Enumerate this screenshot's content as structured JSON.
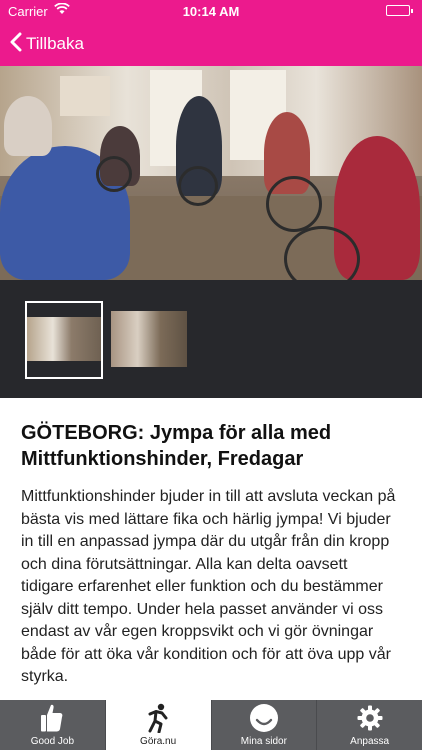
{
  "status_bar": {
    "carrier": "Carrier",
    "time": "10:14 AM",
    "battery_level": 1.0
  },
  "nav": {
    "back_label": "Tillbaka"
  },
  "gallery": {
    "image_count": 2,
    "selected_index": 0
  },
  "event": {
    "title": "GÖTEBORG: Jympa för alla med Mittfunktionshinder, Fredagar",
    "description": "Mittfunktionshinder bjuder in till att avsluta veckan på bästa vis med lättare fika och härlig jympa! Vi bjuder in till en anpassad jympa där du utgår från din kropp och dina förutsättningar. Alla kan delta oavsett tidigare erfarenhet eller funktion och du bestämmer själv ditt tempo. Under hela passet använder vi oss endast av vår egen kroppsvikt och vi gör övningar både för att öka vår kondition och för att öva upp vår styrka."
  },
  "tabs": [
    {
      "label": "Good Job",
      "icon": "thumbs-up-icon",
      "active": false
    },
    {
      "label": "Göra.nu",
      "icon": "running-person-icon",
      "active": true
    },
    {
      "label": "Mina sidor",
      "icon": "smiley-face-icon",
      "active": false
    },
    {
      "label": "Anpassa",
      "icon": "gear-icon",
      "active": false
    }
  ],
  "colors": {
    "brand": "#ec1a8d",
    "tab_bar": "#5b5c5f",
    "thumb_strip": "#27282c"
  }
}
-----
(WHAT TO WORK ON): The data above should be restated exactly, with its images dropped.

(EXERCISE OUTPUT):
Enumerate this screenshot's content as structured JSON.
{
  "status_bar": {
    "carrier": "Carrier",
    "time": "10:14 AM",
    "battery_level": 1.0
  },
  "nav": {
    "back_label": "Tillbaka"
  },
  "gallery": {
    "image_count": 2,
    "selected_index": 0
  },
  "event": {
    "title": "GÖTEBORG: Jympa för alla med Mittfunktionshinder, Fredagar",
    "description": "Mittfunktionshinder bjuder in till att avsluta veckan på bästa vis med lättare fika och härlig jympa! Vi bjuder in till en anpassad jympa där du utgår från din kropp och dina förutsättningar. Alla kan delta oavsett tidigare erfarenhet eller funktion och du bestämmer själv ditt tempo. Under hela passet använder vi oss endast av vår egen kroppsvikt och vi gör övningar både för att öka vår kondition och för att öva upp vår styrka."
  },
  "tabs": [
    {
      "label": "Good Job",
      "icon": "thumbs-up-icon",
      "active": false
    },
    {
      "label": "Göra.nu",
      "icon": "running-person-icon",
      "active": true
    },
    {
      "label": "Mina sidor",
      "icon": "smiley-face-icon",
      "active": false
    },
    {
      "label": "Anpassa",
      "icon": "gear-icon",
      "active": false
    }
  ],
  "colors": {
    "brand": "#ec1a8d",
    "tab_bar": "#5b5c5f",
    "thumb_strip": "#27282c"
  }
}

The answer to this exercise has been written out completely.